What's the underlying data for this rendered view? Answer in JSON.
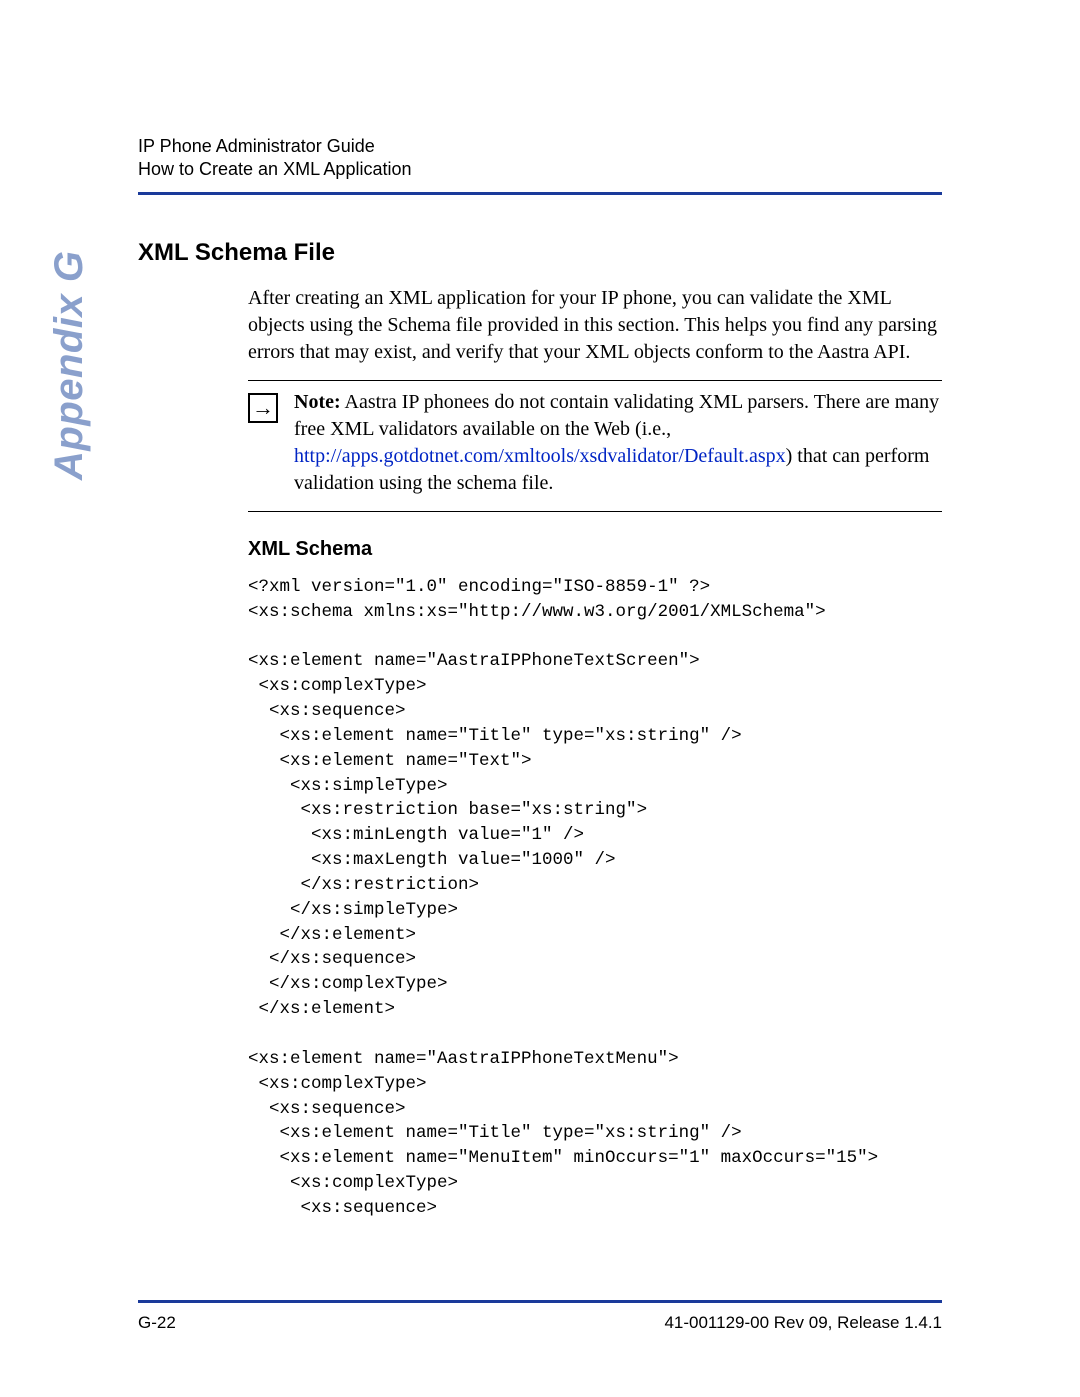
{
  "header": {
    "line1": "IP Phone Administrator Guide",
    "line2": "How to Create an XML Application"
  },
  "side_tab": "Appendix G",
  "section": {
    "title": "XML Schema File",
    "intro": "After creating an XML application for your IP phone, you can validate the XML objects using the Schema file provided in this section. This helps you find any parsing errors that may exist, and verify that your XML objects conform to the Aastra API.",
    "note": {
      "icon": "→",
      "label": "Note:",
      "text_before_link": " Aastra IP phonees do not contain validating XML parsers. There are many free XML validators available on the Web (i.e., ",
      "link_text": "http://apps.gotdotnet.com/xmltools/xsdvalidator/Default.aspx",
      "text_after_link": ") that can perform validation using the schema file."
    },
    "subheading": "XML Schema",
    "code": "<?xml version=\"1.0\" encoding=\"ISO-8859-1\" ?>\n<xs:schema xmlns:xs=\"http://www.w3.org/2001/XMLSchema\">\n\n<xs:element name=\"AastraIPPhoneTextScreen\">\n <xs:complexType>\n  <xs:sequence>\n   <xs:element name=\"Title\" type=\"xs:string\" />\n   <xs:element name=\"Text\">\n    <xs:simpleType>\n     <xs:restriction base=\"xs:string\">\n      <xs:minLength value=\"1\" />\n      <xs:maxLength value=\"1000\" />\n     </xs:restriction>\n    </xs:simpleType>\n   </xs:element>\n  </xs:sequence>\n  </xs:complexType>\n </xs:element>\n\n<xs:element name=\"AastraIPPhoneTextMenu\">\n <xs:complexType>\n  <xs:sequence>\n   <xs:element name=\"Title\" type=\"xs:string\" />\n   <xs:element name=\"MenuItem\" minOccurs=\"1\" maxOccurs=\"15\">\n    <xs:complexType>\n     <xs:sequence>"
  },
  "footer": {
    "left": "G-22",
    "right": "41-001129-00 Rev 09, Release 1.4.1"
  }
}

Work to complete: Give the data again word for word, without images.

Response to this exercise:
What's the underlying data for this rendered view? Answer in JSON.
{
  "header": {
    "line1": "IP Phone Administrator Guide",
    "line2": "How to Create an XML Application"
  },
  "side_tab": "Appendix G",
  "section": {
    "title": "XML Schema File",
    "intro": "After creating an XML application for your IP phone, you can validate the XML objects using the Schema file provided in this section. This helps you find any parsing errors that may exist, and verify that your XML objects conform to the Aastra API.",
    "note": {
      "icon": "→",
      "label": "Note:",
      "text_before_link": " Aastra IP phonees do not contain validating XML parsers. There are many free XML validators available on the Web (i.e., ",
      "link_text": "http://apps.gotdotnet.com/xmltools/xsdvalidator/Default.aspx",
      "text_after_link": ") that can perform validation using the schema file."
    },
    "subheading": "XML Schema",
    "code": "<?xml version=\"1.0\" encoding=\"ISO-8859-1\" ?>\n<xs:schema xmlns:xs=\"http://www.w3.org/2001/XMLSchema\">\n\n<xs:element name=\"AastraIPPhoneTextScreen\">\n <xs:complexType>\n  <xs:sequence>\n   <xs:element name=\"Title\" type=\"xs:string\" />\n   <xs:element name=\"Text\">\n    <xs:simpleType>\n     <xs:restriction base=\"xs:string\">\n      <xs:minLength value=\"1\" />\n      <xs:maxLength value=\"1000\" />\n     </xs:restriction>\n    </xs:simpleType>\n   </xs:element>\n  </xs:sequence>\n  </xs:complexType>\n </xs:element>\n\n<xs:element name=\"AastraIPPhoneTextMenu\">\n <xs:complexType>\n  <xs:sequence>\n   <xs:element name=\"Title\" type=\"xs:string\" />\n   <xs:element name=\"MenuItem\" minOccurs=\"1\" maxOccurs=\"15\">\n    <xs:complexType>\n     <xs:sequence>"
  },
  "footer": {
    "left": "G-22",
    "right": "41-001129-00 Rev 09, Release 1.4.1"
  }
}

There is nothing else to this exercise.